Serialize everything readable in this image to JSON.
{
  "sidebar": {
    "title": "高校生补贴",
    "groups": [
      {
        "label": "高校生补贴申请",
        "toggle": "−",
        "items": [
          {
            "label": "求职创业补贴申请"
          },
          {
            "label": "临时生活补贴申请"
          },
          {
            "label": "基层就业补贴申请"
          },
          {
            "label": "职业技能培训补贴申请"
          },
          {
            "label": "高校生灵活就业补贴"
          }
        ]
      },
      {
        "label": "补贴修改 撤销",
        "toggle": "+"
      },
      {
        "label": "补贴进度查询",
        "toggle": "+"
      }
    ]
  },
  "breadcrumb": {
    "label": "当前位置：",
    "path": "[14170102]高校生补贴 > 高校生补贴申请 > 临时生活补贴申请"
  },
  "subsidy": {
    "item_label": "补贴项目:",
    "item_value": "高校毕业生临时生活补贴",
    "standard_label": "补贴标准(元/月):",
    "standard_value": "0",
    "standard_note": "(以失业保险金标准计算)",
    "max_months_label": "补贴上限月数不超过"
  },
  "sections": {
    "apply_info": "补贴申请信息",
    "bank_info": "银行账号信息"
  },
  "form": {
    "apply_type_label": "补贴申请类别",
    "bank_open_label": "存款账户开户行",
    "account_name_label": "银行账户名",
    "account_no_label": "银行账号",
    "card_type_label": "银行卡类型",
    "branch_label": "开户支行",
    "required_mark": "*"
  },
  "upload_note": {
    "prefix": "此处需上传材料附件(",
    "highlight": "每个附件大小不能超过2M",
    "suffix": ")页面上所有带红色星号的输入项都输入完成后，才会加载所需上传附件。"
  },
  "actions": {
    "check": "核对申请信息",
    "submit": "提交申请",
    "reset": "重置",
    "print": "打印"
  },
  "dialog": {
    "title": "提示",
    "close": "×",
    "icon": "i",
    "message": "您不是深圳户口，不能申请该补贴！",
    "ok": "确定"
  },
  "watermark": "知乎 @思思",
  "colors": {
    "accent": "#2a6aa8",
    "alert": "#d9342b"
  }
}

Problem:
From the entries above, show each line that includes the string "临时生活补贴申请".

Task result:
            "label": "临时生活补贴申请"
    "path": "[14170102]高校生补贴 > 高校生补贴申请 > 临时生活补贴申请"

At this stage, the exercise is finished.